Another application issue Bridges says he encounters regularly is the specification of unrealistic turndown ratios. He says end-users often rely on what they see on paper rather than evaluating the practical implications of the actual application. "This has led to, in some cases, manufacturers specifying unrealistic headline claims with the small print camouflaging the actual limitations," says Bridges. "If systems are specified, the actual error is the sum of the errors of all the devices used in the measurement system, not just the headline accuracy statement of the main flowmeter device," he says. "If pressure and temperature compensation is included, conversion from volume to mass (or the other way around), then the accuracy statement needs to be relaxed."
Going forward, both Bridges and Roushey see flow measurement technology continuing to evolve to provide improved performance and reliability and more digital capabilities. "I think that we are living in exciting times," says Bridges. "The quest to find the ultimate flowmeter is driving investment in R&D to all-time highs."
Bridges expects to see significant development specifically in the area of two-phase flow measurement technology, where the devices are intelligent enough to correct for implausible measurement scenarios.
Bridges says he would expect to see some hybrid flow measurement devices coming to market in the future. He says these devices would combine the best capabilities of each technology type to compensate for potential weaknesses in measurement performance. So, when the process conditions are such that the one technology is incapable of providing an acceptable level of performance, the device would intuitively switch over to the measurement method to bring the measurement back in line with the application requirements. As to when we’ll see such hybrid technologies emerging into live application environments, Bridges says, "At the end of the day, it will all come down to the affordability of the technology."
Regarding the price of flow measurement systems, Roushey says the end-user community can look forward to a relatively price stable future. Citing the emergence of magnetic flowmeters in the 1970s, Roushey points out that the going rate at that time was about $1,000 per line inch. Now, he says, magmeters are generally priced at $1,200 per line inch.
Roushey also sees flow measurement technologies continuing to evolve to expand their application range. For example, he says there was a time that Coriolis flowmeters could only effectively support measurements on lines of two inches or less. Now, he says, it’s not uncommon to see Coriolis flowmeters operating on lines up to 10 inches.

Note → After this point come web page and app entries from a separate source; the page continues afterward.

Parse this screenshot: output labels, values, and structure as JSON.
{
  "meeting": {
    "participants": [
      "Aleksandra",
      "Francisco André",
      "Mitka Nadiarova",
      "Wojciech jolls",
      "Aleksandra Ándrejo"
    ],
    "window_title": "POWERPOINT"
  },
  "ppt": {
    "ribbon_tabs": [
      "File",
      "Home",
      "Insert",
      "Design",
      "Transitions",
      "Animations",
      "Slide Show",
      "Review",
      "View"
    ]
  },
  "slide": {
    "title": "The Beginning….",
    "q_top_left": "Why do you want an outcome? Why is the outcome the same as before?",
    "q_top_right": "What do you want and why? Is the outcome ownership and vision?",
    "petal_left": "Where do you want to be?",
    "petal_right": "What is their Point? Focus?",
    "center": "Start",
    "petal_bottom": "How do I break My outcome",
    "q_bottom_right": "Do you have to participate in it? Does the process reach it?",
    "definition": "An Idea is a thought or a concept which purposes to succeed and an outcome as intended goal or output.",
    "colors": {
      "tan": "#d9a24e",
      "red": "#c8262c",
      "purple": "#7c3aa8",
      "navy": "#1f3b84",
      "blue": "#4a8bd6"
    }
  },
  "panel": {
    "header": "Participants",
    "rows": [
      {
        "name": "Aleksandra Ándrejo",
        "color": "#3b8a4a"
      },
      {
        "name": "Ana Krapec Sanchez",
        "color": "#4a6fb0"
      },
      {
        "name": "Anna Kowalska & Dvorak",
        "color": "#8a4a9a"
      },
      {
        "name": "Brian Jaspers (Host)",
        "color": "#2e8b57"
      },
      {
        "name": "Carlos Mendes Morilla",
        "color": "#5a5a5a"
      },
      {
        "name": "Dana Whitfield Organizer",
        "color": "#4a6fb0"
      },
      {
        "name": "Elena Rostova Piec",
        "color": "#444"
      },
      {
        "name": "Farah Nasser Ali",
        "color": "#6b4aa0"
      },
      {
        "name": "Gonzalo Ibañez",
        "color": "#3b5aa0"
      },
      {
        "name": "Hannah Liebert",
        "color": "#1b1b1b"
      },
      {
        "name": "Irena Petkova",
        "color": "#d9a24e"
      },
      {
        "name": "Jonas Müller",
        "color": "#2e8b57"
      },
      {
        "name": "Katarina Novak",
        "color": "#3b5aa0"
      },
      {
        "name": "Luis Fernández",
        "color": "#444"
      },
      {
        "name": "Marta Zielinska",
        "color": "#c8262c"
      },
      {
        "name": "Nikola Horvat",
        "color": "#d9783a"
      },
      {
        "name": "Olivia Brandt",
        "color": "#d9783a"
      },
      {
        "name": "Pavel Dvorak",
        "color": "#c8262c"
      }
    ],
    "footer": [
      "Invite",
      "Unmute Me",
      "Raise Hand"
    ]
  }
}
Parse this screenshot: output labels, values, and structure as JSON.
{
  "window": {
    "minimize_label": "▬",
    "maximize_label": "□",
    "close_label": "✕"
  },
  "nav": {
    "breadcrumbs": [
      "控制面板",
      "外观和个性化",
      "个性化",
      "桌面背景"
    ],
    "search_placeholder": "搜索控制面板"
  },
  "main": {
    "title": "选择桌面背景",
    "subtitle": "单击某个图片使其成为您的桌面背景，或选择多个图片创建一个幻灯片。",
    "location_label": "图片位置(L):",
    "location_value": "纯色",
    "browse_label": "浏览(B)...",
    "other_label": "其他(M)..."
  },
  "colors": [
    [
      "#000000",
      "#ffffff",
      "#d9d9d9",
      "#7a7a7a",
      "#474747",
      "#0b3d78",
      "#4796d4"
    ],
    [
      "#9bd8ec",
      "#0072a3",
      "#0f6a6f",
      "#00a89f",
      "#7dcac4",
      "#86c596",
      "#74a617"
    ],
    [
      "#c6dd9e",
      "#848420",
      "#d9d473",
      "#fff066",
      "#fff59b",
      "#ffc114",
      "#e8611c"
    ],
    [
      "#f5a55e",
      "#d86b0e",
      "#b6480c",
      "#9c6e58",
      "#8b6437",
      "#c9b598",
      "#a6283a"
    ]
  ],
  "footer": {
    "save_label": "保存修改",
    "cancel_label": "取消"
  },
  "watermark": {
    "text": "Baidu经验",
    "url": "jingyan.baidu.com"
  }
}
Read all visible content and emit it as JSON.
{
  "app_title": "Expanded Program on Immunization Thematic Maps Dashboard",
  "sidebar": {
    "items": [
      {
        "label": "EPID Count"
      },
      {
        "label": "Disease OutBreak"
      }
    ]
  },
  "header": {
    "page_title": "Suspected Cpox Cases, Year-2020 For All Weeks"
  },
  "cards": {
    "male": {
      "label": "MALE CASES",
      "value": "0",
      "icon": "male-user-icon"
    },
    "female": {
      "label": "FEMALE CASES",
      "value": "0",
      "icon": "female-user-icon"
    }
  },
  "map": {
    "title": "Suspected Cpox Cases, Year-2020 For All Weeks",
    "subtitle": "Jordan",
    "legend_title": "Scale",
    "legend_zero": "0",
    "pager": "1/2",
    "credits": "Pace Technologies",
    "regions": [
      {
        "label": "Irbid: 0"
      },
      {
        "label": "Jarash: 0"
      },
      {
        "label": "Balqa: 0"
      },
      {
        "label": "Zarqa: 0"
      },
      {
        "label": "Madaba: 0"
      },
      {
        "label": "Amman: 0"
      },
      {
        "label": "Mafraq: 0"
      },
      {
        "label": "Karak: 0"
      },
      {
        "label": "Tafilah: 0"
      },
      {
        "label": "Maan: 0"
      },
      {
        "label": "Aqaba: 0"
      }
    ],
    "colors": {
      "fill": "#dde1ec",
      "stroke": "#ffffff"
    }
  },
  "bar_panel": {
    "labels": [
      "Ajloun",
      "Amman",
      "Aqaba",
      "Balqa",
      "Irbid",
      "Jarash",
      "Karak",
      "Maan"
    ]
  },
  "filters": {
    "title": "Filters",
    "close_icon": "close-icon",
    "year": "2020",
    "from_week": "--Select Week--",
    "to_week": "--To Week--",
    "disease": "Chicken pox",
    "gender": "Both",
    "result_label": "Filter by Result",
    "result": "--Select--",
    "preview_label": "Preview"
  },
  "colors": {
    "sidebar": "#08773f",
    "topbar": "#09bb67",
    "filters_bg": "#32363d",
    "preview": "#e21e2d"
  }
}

Matt Migliore is the editor of Flow Control magazine. He can be reached at [email protected] or 610.828.1711.